The internal network clock is fundamentally broken. Namely, the C+ and C- lines are reversed so it provides the opposite mark/space ratio to a conventional clock box. This severely effects the usefulness of the on board clock and generally for a network of any length an external clock should be used.
Note that you can't just reverse the clock lines at the Econet socket as the internal Econet interface will still use the inverted ones.
The internal clock is wired up correctly, but like the E01, it can sometimes step in if it fails to correctly detect that there is an existing clock box on the network. Leaving the timing links open effectively disables the built-in clock.
The command set is similar to the Level 3 server; i.e. MaxUser and Report; but only if you have an older version of the firmware. It appears as if later firmware makes the commands E01S-like. The command set has been rationalised into something more specific to the server (less likely to clash with extension ROMs, etc) - generally by prefixing "FS" in front of things; i.e. FSMaxUser and FSReport.

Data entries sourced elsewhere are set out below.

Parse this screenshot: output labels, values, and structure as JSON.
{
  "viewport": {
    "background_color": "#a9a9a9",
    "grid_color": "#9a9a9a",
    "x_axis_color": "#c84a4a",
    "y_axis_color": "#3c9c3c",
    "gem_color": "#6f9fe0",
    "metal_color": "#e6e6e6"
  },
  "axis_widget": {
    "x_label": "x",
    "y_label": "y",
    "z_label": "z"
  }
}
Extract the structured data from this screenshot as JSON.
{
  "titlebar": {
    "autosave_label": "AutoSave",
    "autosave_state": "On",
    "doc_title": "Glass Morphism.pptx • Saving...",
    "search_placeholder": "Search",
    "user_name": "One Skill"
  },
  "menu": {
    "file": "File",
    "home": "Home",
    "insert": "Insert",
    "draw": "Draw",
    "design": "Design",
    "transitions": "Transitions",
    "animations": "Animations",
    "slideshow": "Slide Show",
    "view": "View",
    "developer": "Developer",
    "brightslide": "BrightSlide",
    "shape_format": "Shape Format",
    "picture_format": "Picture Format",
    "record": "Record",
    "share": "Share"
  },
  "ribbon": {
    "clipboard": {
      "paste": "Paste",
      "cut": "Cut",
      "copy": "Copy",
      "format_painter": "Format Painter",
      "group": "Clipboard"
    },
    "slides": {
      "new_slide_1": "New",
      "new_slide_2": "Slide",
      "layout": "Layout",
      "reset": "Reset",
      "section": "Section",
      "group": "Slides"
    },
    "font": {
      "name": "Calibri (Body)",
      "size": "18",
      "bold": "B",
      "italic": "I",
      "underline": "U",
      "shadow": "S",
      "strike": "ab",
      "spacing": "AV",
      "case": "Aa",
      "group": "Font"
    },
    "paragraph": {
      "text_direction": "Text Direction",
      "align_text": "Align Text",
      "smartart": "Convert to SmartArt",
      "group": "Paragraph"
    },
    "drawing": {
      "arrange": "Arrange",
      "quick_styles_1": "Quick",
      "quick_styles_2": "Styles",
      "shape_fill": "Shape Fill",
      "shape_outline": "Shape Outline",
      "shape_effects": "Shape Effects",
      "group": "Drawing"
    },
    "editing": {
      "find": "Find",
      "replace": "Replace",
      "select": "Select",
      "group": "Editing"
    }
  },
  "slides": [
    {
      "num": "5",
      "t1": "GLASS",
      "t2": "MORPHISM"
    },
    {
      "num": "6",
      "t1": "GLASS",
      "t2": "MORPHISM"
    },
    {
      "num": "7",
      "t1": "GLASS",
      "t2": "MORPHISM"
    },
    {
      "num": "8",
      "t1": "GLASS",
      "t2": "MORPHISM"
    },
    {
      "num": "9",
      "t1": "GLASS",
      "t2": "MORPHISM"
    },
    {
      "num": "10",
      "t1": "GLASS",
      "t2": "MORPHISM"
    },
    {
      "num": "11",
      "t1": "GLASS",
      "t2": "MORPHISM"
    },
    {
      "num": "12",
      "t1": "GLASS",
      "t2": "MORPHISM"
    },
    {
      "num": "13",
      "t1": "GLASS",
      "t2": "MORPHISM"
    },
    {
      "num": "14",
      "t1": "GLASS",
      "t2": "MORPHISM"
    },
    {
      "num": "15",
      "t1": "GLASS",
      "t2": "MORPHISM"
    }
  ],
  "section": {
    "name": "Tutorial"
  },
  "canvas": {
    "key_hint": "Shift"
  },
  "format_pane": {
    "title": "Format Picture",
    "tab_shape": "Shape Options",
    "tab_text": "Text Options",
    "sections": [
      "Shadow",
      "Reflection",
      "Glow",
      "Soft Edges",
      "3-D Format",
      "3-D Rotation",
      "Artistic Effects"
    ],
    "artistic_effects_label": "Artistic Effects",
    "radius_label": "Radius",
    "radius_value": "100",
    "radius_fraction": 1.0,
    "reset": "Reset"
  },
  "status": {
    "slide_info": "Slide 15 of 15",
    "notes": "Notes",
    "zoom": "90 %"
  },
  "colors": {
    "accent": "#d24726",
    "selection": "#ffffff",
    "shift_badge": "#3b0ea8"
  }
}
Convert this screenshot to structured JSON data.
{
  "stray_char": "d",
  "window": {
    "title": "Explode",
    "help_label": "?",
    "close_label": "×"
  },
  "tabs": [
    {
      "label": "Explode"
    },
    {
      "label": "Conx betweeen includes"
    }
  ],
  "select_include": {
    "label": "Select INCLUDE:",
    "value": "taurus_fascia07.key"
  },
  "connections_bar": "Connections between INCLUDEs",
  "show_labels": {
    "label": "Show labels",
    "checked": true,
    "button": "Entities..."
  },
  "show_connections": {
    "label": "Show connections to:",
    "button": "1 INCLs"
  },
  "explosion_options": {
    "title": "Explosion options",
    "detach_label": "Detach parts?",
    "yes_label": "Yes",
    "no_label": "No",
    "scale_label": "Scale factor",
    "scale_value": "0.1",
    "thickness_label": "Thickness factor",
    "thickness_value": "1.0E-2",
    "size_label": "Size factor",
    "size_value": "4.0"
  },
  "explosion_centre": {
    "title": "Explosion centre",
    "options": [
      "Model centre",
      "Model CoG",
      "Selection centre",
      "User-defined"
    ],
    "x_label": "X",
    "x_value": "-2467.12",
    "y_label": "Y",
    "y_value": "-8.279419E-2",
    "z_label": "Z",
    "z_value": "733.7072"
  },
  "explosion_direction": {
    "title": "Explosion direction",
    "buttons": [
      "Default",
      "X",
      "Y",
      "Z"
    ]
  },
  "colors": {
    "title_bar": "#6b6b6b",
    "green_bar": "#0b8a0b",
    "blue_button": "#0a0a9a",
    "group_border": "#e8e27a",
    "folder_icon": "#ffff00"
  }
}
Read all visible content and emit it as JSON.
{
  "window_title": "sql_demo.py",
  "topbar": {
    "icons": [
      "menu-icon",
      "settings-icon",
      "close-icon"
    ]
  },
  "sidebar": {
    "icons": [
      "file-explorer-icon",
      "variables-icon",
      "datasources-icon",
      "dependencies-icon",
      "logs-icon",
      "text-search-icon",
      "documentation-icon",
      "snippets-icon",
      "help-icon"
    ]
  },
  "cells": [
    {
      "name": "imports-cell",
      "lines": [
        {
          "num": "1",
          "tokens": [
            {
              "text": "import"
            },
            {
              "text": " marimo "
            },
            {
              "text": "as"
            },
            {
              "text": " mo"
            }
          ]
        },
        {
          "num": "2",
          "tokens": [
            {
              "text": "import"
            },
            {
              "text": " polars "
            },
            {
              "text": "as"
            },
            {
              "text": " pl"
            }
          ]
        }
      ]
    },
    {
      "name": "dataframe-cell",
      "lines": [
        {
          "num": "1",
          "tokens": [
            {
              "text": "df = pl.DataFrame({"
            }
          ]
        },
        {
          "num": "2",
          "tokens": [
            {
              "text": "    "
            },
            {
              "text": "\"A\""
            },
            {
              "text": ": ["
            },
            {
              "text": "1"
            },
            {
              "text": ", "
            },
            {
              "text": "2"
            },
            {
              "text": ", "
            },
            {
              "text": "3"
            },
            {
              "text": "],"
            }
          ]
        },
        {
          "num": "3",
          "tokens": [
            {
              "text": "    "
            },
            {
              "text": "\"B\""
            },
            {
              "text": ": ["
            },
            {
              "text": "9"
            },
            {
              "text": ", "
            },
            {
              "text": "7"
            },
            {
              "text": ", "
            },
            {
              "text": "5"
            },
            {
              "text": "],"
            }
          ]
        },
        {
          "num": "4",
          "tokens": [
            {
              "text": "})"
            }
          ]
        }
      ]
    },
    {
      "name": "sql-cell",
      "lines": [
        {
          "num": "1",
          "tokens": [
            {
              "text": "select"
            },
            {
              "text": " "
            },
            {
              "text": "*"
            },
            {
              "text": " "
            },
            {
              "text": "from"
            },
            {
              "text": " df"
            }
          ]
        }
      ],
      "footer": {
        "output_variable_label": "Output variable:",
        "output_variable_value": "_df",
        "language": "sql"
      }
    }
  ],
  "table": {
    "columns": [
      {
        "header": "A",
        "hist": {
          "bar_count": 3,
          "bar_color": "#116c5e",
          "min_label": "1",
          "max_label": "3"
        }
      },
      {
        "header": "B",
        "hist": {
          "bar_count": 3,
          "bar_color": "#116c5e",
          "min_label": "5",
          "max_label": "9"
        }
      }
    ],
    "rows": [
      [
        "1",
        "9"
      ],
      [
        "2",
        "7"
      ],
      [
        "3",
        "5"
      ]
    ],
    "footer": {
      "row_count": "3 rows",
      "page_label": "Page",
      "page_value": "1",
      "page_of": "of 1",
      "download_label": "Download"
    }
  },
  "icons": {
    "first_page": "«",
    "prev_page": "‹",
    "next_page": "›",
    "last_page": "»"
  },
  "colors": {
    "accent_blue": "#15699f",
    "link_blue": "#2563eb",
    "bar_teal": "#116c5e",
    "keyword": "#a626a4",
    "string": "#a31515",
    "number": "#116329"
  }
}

There is a modification "ICmod" to the E01S (E01 also?) which prevents the possibility of spurious writes to NVRAM by fixing if/when/how the !CE line is synced to chip access. More specifically, !CE is gated off of the rising edge of AS (address strobe) so that !CE is only low when AS goes high; as opposed to being low as and when determined by the misc. functions latch (which will be somewhat longer than necessary as the processor will be fetching and executing code to access the device after setting the latch).

If you can think of any other differences, please email me.

With thanks to Alan Williams for additional information on the clock circuit screwup.

Copyright © 2009/2014 Rick Murray